Tuesday, November 10, 2009
Best known for Priscilla, Queen of the Desert, Stephan Elliott is an Australian filmmaker whose films turn up at odd intervals with very little common thread among them. Given that he had not had a theatrical release in 9 years, I am curious why he should have applied one of his sporadic efforts to a 1925 Noel Coward play which has not had a major revival recently, and most of which Elliott chose to jettison in making his adaptation. I'm referring to Easy Virtue (2008), which gives us the old, old story of the unacceptably modern daughter-in-law who offends the traditional family. Coward's play was a melodrama, written before he became famous as a wit; Elliott has chosen to adapt the film as if it had been written later, as a comedy.
Many of the structural changes are improvements. But the problem is one of consistent tone. If you are going to comedy of manners, especially English manners, precision is required. You've got to hit it spot on. Are your villains going to openly display their contempt, or cloak it in mock-courtesy? In Kristin Scott-Thomas's performance, the mother constantly vacillates between fake sweetness and an outright rudeness highly unlikely among the English upper class.
It suggests a tone-deafness that may be attributable to Elliott's non-Englishness. Australian society has its classes, but it does not have the fine and subtle distinctions, nor the practice of dissembling hostility. Ozzies tend to say what they mean right out, manners be damned, which makes this film confused and confusing.

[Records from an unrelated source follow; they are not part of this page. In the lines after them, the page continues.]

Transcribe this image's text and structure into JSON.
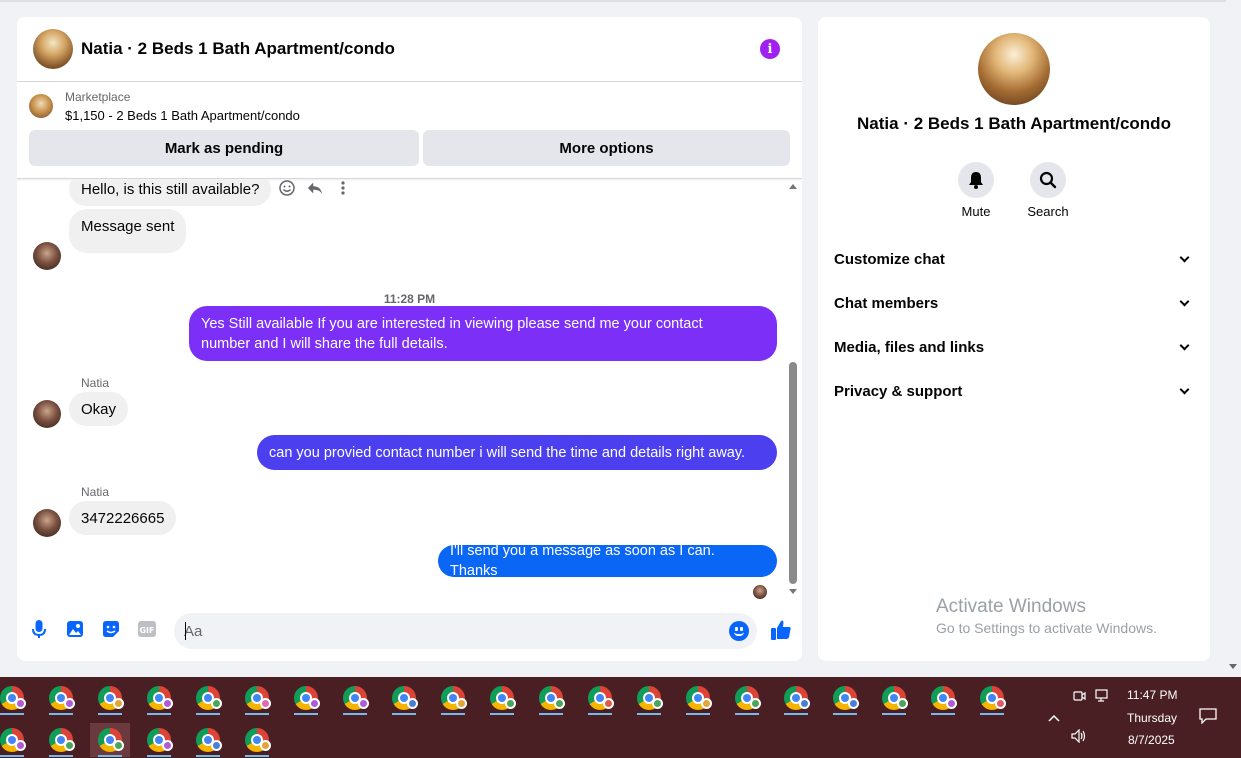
{
  "chat": {
    "title": "Natia · 2 Beds 1 Bath Apartment/condo",
    "listing_source": "Marketplace",
    "listing_desc": "$1,150 - 2 Beds 1 Bath Apartment/condo",
    "mark_pending": "Mark as pending",
    "more_options": "More options",
    "messages": {
      "m1": "Hello, is this still available?",
      "m2": "Message sent",
      "time": "11:28 PM",
      "m3_line1": "Yes Still available If you are interested in viewing please send me your contact",
      "m3_line2": "number and I will share the full details.",
      "sender1": "Natia",
      "m4": "Okay",
      "m5": "can you provied contact number i will send the time and details right away.",
      "sender2": "Natia",
      "m6": "3472226665",
      "m7": "I'll send you a message as soon as I can. Thanks"
    },
    "composer_placeholder": "Aa",
    "colors": {
      "purple": "#7b2ff7",
      "indigo": "#4b3ff0",
      "blue": "#0a66f5"
    }
  },
  "side": {
    "title": "Natia · 2 Beds 1 Bath Apartment/condo",
    "mute": "Mute",
    "search": "Search",
    "menu": [
      "Customize chat",
      "Chat members",
      "Media, files and links",
      "Privacy & support"
    ]
  },
  "watermark": {
    "line1": "Activate Windows",
    "line2": "Go to Settings to activate Windows."
  },
  "taskbar": {
    "time": "11:47 PM",
    "day": "Thursday",
    "date": "8/7/2025",
    "badge_colors": [
      "#b05cd6",
      "#b05cd6",
      "#e0a63a",
      "#b05cd6",
      "#4aa45a",
      "#e06ab0",
      "#b05cd6",
      "#b05cd6",
      "#4a7fd6",
      "#e0a63a",
      "#4aa45a",
      "#4aa45a",
      "#e05a4a",
      "#4aa45a",
      "#e0a63a",
      "#4aa45a",
      "#4a7fd6",
      "#4a7fd6",
      "#4aa45a",
      "#b05cd6",
      "#e05a6a"
    ],
    "row2_badge_colors": [
      "#b05cd6",
      "#4aa45a",
      "#4aa45a",
      "#b05cd6",
      "#4a7fd6",
      "#e0a63a"
    ]
  }
}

Nonetheless, Jessica Biel looks absolutely splendid in long white evening gowns, and my wife believes that ALL films should end with the heroine running off with Colin Firth.